Recognizing Heavy Drinking

Recognizing Heavy Drinking

Alcohol is one of the most common misused substances because it is legal and readily available. Many people like to have a drink after work to relax. However, this can be habit forming and lead to heavy drinking. Heavy drinking often appears long before alcoholism. If you’re concerned about yourself or someone else who may be consuming too much alcohol, then it is important to recognize the signs of heavy drinking.

Signs of Heavy Drinking

There is a sharp contrast between heavy drinking and enjoying alcoholic beverages on a regular basis. The National Institute on Alcohol Abuse and Alcoholism reports that over 85 percent of people 18 or older had consumed alcohol during their lifetime. Because alcohol is an addictive substance, it is important to know the difference between moderate consumption and heavy drinking. Adult women should consume no more than one alcoholic beverage a day and men should consume no more than two drinks per day. When consumption goes beyond that, it can lead to heavy drinking. Some signs of heavy drinking include:

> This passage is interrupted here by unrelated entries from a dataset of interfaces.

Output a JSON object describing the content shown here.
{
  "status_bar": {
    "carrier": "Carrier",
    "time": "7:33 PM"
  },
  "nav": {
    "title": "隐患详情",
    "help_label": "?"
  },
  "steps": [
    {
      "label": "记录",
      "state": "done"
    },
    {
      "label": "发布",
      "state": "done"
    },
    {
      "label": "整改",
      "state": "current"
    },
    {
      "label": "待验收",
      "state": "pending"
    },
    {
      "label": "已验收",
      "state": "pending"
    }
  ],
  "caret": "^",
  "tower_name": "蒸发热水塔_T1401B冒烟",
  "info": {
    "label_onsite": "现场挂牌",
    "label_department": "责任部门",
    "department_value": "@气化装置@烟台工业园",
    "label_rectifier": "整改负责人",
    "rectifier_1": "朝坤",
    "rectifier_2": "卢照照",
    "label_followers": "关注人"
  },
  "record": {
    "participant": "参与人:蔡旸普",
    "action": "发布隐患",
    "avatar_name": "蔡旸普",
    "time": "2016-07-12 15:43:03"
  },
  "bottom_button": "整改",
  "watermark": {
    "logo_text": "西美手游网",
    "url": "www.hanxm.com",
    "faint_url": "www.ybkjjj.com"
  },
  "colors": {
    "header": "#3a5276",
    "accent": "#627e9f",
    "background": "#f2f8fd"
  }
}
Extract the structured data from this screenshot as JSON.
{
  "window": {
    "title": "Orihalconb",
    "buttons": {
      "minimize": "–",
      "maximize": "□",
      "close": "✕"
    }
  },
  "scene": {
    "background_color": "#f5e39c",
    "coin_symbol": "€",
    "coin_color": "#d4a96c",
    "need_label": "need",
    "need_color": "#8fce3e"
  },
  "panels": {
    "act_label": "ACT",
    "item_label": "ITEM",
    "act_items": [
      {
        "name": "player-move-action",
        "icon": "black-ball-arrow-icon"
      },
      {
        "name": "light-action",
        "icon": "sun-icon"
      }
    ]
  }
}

  • Spending large sums of money and time on alcohol
  • Hiding alcohol and becoming defensive when questioned about alcohol consumption
  • Needing a drink to relax
  • Behavioral changes, such as aggression, after drinking
  • Poor job performance
  • Poor self-care
  • Being untruthful regarding alcohol related problems
  • Inability to stop drinking

Heavy Drinking Versus Binge Drinking

Heavy drinking and binge drinking are not the same. Binge drinking happens when you consume a large amount of alcohol in a short period of time. Binge drinkers consume a large amount of alcohol and often will be able to stay under the limit that defines heavy drinking for the week. A binge drinker can often go several days or even months without drinking again. However, adverse effects can result from binge drinking such as alcohol poisoning or an alcohol-related crash.

Heavy drinking is when someone consumes more than the recommended amount of alcohol per week which would be seven for women and 14 for men. Heavy drinking often leads to alcoholism and will have negative health effects. If you or a loved one is at risk for heavy drinking, then you should know the dangers associated with heavy drinking.

Why Heavy Drinking is Dangerous

Consuming alcohol in moderate amounts is okay. It’s when one starts to go beyond that amount that heavy drinking becomes dangerous. Even having a couple extra drinks per week can be harmful to the body. The liver has to work extra hard to flush excess toxins from the alcohol. Continual drinking such as this causes stress damage to accumulate. Prolonged heavy drinking can lead to:

  • Liver damage
  • Pancreatitis
  • High cholesterol
  • Ulcers
  • Impaired heart function
  • Throat cancer
  • Dementia
  • Immunodeficiency
  • Sleep apnea

Heavy drinking leads to a high tolerance to alcohol. This can lead to a DUI if the blood alcohol level rises above legal limits without showing any behavioral changes. Heavy drinking also impairs judgment leading to bad decisions that can have negative health and social consequences.

Help is Available

The National Institute on Drug Abuse states alcohol use disorder is the most common type of substance use disorder in the United States. If you or a loved one is suffering from alcohol-related problems, help is available. The caring professionals at Hickory Treatment Centers are here to help. Call us today.

Close up on a bike with helmet smiling

If you have tried to stop using alcohol or drugs on your own, you may feel that sobriety and clean living seem far away. However, with the help of caring staff members and a safe, structured environment, you can receive the guidance you need to fight cravings and regain control of your life.

Contact us today to schedule an appointment with our admission staff or learn more about our healing programs.